By Elizabeth Broomhall
Gulf state likely to roll out new legislation in 2012, says Dubai Chamber chief
A bankruptcy law designed to help mitigate future financial difficulties of the type experienced by some of Dubai’s largest state-owned firms is likely to be introduced in 2012, the director general of the Dubai Chamber of Commerce and Industry (DCCI) said.
The ruling, modelled in part on US and British practices, will overhaul how companies and individuals unable to pay down their debt are treated by the law, Hamad Buamim said.
“A bankruptcy law will give security to businesses,” he said. “We are working very hard with the government. The law is in the final formal stages and [we expect it to come into effect] very, very shortly. I hope it will be in 2012.”
A draft form of the law has been delivered to the UAE’s Ministry of Justice, it was reported on Thursday.
Bankruptcy laws in the UAE were pulled into the spotlight after some of Dubai’s largest state-owned firms sought to renegotiate borrowings in the wake of the global financial crisis.
Dubai World agreed economic terms with its lenders on $23.5bn of debt in May. State-owned developer Nakheel said in August it is restructuring AED59bn ($16.1bn) of liabilities, including AED32bn to Dubai government, AED19bn to trade creditors and AED8bn to banks.
The company narrowly avoided a 2009 sukuk default after Abu Dhabi stepped in with a last-minute $10bn lifeline for Dubai.
Buamim said the bankruptcy law, which has been two years in the making, would help attract foreign investment to the UAE and cut the number of expatriates absconding over debt obligations.
“[It will allow] challenged businesses to restructure,” he said. “Three years ago, if I was the owner of a business and in a very bad situation, I packed my bags and left. Because I couldn’t restructure my business. This is a major step going forward.”

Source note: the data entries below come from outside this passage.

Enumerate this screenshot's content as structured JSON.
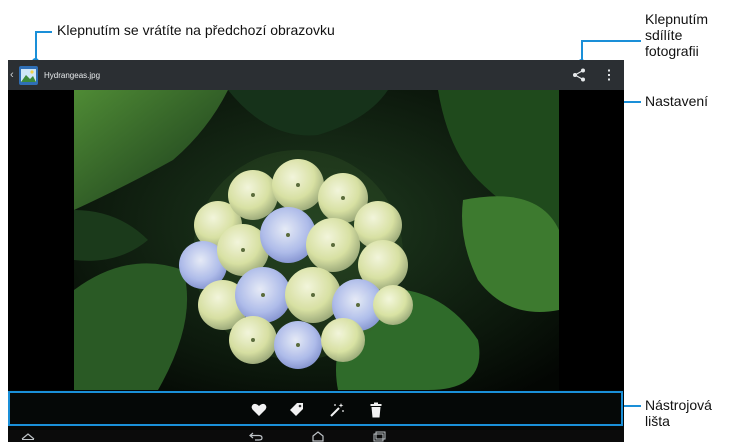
{
  "annotations": {
    "back": "Klepnutím se vrátíte na předchozí obrazovku",
    "share": "Klepnutím\nsdílíte\nfotografii",
    "settings": "Nastavení",
    "toolbar": "Nástrojová\nlišta"
  },
  "action_bar": {
    "back_glyph": "‹",
    "title": "Hydrangeas.jpg",
    "app_icon": "gallery-icon",
    "share_icon": "share-icon",
    "menu_icon": "overflow-menu-icon"
  },
  "toolbar_icons": [
    "heart-icon",
    "tag-icon",
    "magic-wand-icon",
    "trash-icon"
  ],
  "navbar_icons": [
    "home-up-icon",
    "back-icon",
    "home-icon",
    "recent-apps-icon"
  ],
  "colors": {
    "accent": "#1a8fd8",
    "action_bar": "#2b2f33",
    "background": "#000000"
  }
}
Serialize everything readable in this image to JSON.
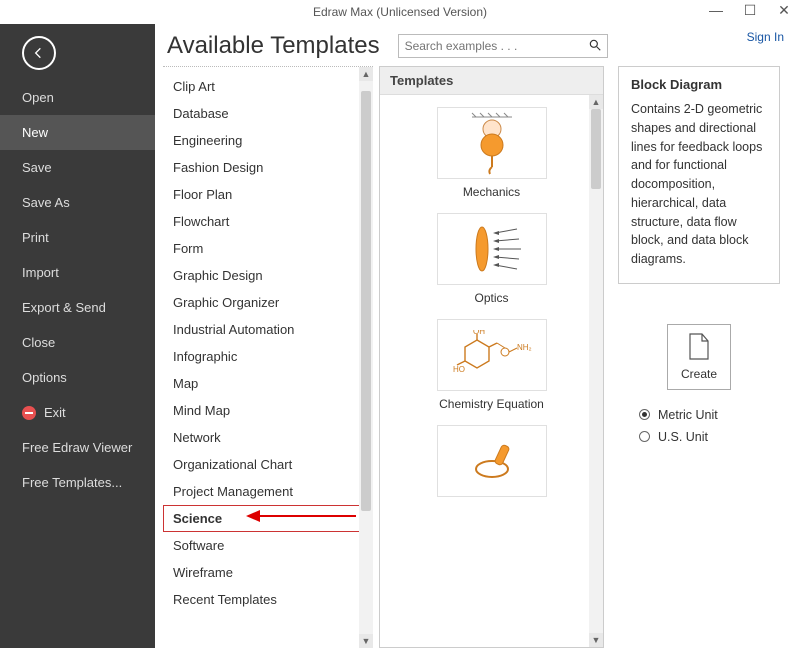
{
  "window": {
    "title": "Edraw Max (Unlicensed Version)",
    "sign_in": "Sign In"
  },
  "sidebar": {
    "items": [
      {
        "label": "Open"
      },
      {
        "label": "New",
        "active": true
      },
      {
        "label": "Save"
      },
      {
        "label": "Save As"
      },
      {
        "label": "Print"
      },
      {
        "label": "Import"
      },
      {
        "label": "Export & Send"
      },
      {
        "label": "Close"
      },
      {
        "label": "Options"
      },
      {
        "label": "Exit",
        "exit": true
      },
      {
        "label": "Free Edraw Viewer"
      },
      {
        "label": "Free Templates..."
      }
    ]
  },
  "heading": "Available Templates",
  "search": {
    "placeholder": "Search examples . . ."
  },
  "categories": [
    "Clip Art",
    "Database",
    "Engineering",
    "Fashion Design",
    "Floor Plan",
    "Flowchart",
    "Form",
    "Graphic Design",
    "Graphic Organizer",
    "Industrial Automation",
    "Infographic",
    "Map",
    "Mind Map",
    "Network",
    "Organizational Chart",
    "Project Management",
    "Science",
    "Software",
    "Wireframe",
    "Recent Templates"
  ],
  "selected_category_index": 16,
  "templates_header": "Templates",
  "templates": [
    {
      "label": "Mechanics"
    },
    {
      "label": "Optics"
    },
    {
      "label": "Chemistry Equation"
    }
  ],
  "info": {
    "title": "Block Diagram",
    "desc": "Contains 2-D geometric shapes and directional lines for feedback loops and for functional docomposition, hierarchical, data structure, data flow block, and data block diagrams."
  },
  "create_label": "Create",
  "units": {
    "metric": "Metric Unit",
    "us": "U.S. Unit",
    "selected": "metric"
  }
}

The law is also expected to map out ways for indebted companies to access finance, in a bid to address a clampdown in lending in the UAE in the wake of the financial crisis.
Dubai established a $20bn bailout fund to help state-owned firms unable to raise cash from banks during the credit crisis. The Gulf emirate said in May the fund would also offer aid to non-government entities as the emirate continued to battle a debt crisis.For all the latest banking and finance news from the UAE and Gulf countries, follow us on Twitter and Linkedin, like us on Facebook and subscribe to our YouTube page, which is updated daily.

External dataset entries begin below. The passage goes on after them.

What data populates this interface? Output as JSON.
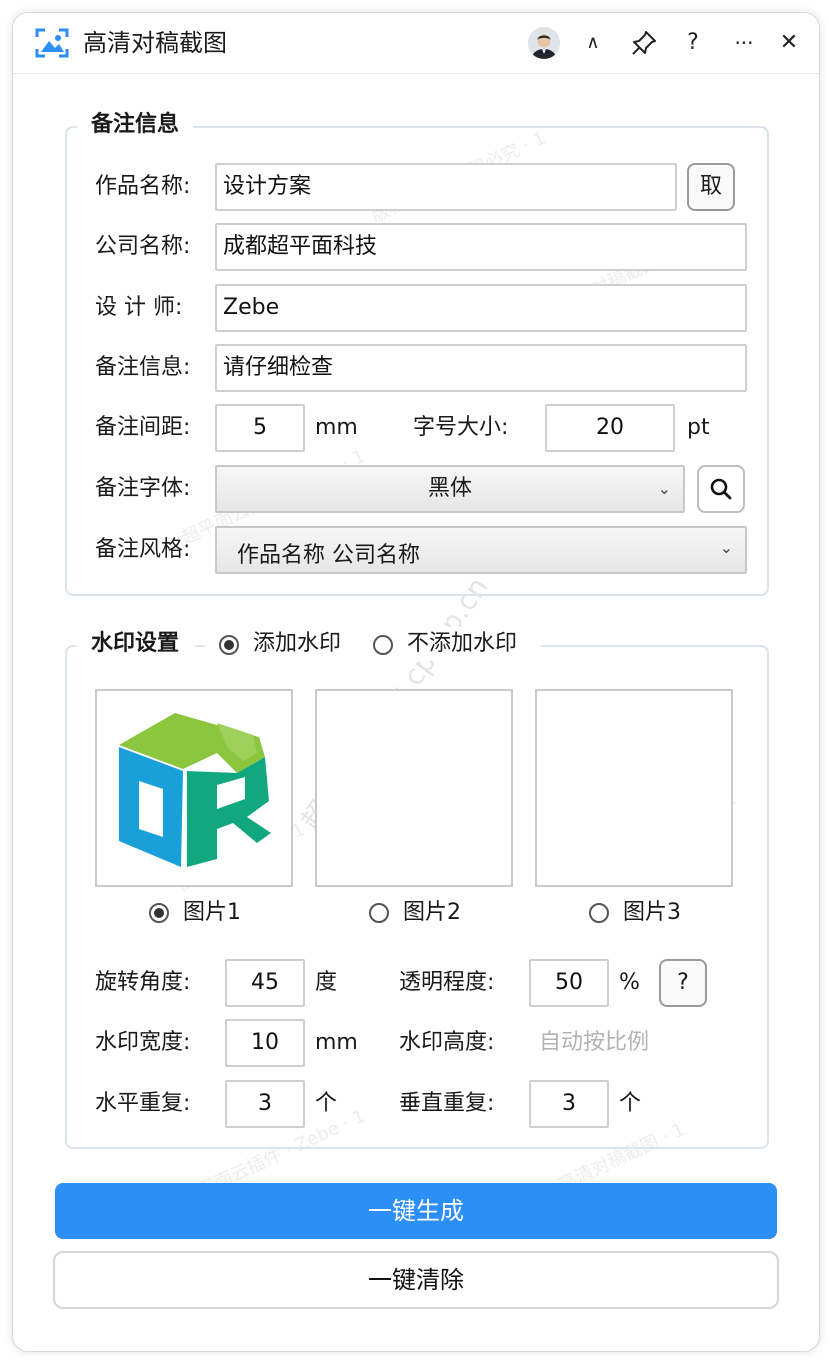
{
  "window": {
    "title": "高清对稿截图",
    "controls": {
      "collapse": "∧",
      "pin": "pin-icon",
      "help": "?",
      "more": "···",
      "close": "✕"
    }
  },
  "notes": {
    "legend": "备注信息",
    "work_name": {
      "label": "作品名称:",
      "value": "设计方案",
      "pick_button": "取"
    },
    "company": {
      "label": "公司名称:",
      "value": "成都超平面科技"
    },
    "designer": {
      "label": "设 计 师:",
      "value": "Zebe"
    },
    "remark": {
      "label": "备注信息:",
      "value": "请仔细检查"
    },
    "spacing": {
      "label": "备注间距:",
      "value": "5",
      "unit": "mm"
    },
    "font_size": {
      "label": "字号大小:",
      "value": "20",
      "unit": "pt"
    },
    "font": {
      "label": "备注字体:",
      "value": "黑体"
    },
    "style": {
      "label": "备注风格:",
      "value": "作品名称 公司名称"
    }
  },
  "watermark": {
    "legend": "水印设置",
    "add_option": "添加水印",
    "no_option": "不添加水印",
    "selected_mode": "添加水印",
    "images": [
      {
        "label": "图片1",
        "selected": true,
        "logo_text": "DR"
      },
      {
        "label": "图片2",
        "selected": false
      },
      {
        "label": "图片3",
        "selected": false
      }
    ],
    "rotation": {
      "label": "旋转角度:",
      "value": "45",
      "unit": "度"
    },
    "opacity": {
      "label": "透明程度:",
      "value": "50",
      "unit": "%",
      "help": "?"
    },
    "width": {
      "label": "水印宽度:",
      "value": "10",
      "unit": "mm"
    },
    "height": {
      "label": "水印高度:",
      "value": "自动按比例"
    },
    "h_repeat": {
      "label": "水平重复:",
      "value": "3",
      "unit": "个"
    },
    "v_repeat": {
      "label": "垂直重复:",
      "value": "3",
      "unit": "个"
    }
  },
  "actions": {
    "generate": "一键生成",
    "clear": "一键清除"
  },
  "overlay_watermark": {
    "big": "超平面云插件 cpxcp.cn",
    "small": [
      "版权所有 · 仿冒必究 · 1",
      "超平面云插件 · Zebe · 1",
      "高清对稿截图 · 1"
    ]
  },
  "colors": {
    "accent": "#2b8ff7",
    "logo_green": "#8cc63f",
    "logo_blue": "#1aa0d8",
    "logo_teal": "#11a87f"
  }
}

This concept will work only in Democratic country. The main reason transperancy and accountability. There is no transperancy
except few companies. All company owners wants to make quick money and run from here.
It is not so much democracy but rule of law. You could have that in Singapore, not the most democratic regime specially in the past, but very careful about the application of law.
About owners wanting "to makquick money and run from here" I would like to kindly point you that we are constantly reminded about the airport and the many roads leading to it, and the many airplanes leaving from it. Are you surprised people have a short term mindset?
A bankruptcy law is long overdue in the UAE. In view of the remarkable growth achieved by the country in a very short span of time it is high time that bankruptcy is recognised as a legitimate business situation and not necessarily one that is conditioned by criminal intent. A propoerly implemented bankruptcy law will go a long way in consolidating UAE as a preferred investment destination.
I will be interested to see as to whether the bankruptcy law will also apply to company's that are 100% foreign owned, such as free zone company's or merely to firm's with majority UAE National ownership aside from state-owned entities.
If the new law does apply to 100% foreign companies, then that will help, but implies that directors' visas need to be longer than what has been cut from 3 to 2 years on the next time round renewal, possibly 5 years. No one in their right mind would wish to be in the country illegally while honourably stewarding a bankruptcy.
While Dubai Nat & Res say they are attempting to revoke this new visa rule, I doubt that there will be change of mind at Federal level. Primarily because the visa rules were amended, as I understand it, to help increase the number of UAE Nationals in work and senior positions available to them as well as reduce the number of foreigners working in the country.
However, if this law does not apply to 100% foreign owned co's?
If this newspaper is a reliable measure of people's feeling I think you should not count on a extended visa. I am sure some sectors in Dubai specially are pushing for this, but I seriously doubt they will get any traction at the Federal level.
In any case this is just an announcement, operational words "is likely to be introduced in 2012"; lets wait to see what (if anything) comes out of this.
All robust and mature economies need some form of a bankruptacy law to allow a legal resolution of unfortunate business eventualities
We have heard about this impending law for quite some time. Like most other announcements, the actual notification and implementation may only happen after a very long gap and the provisions may fall short of what is expected, required and necessary.
Let us see how long it takes for this one to happen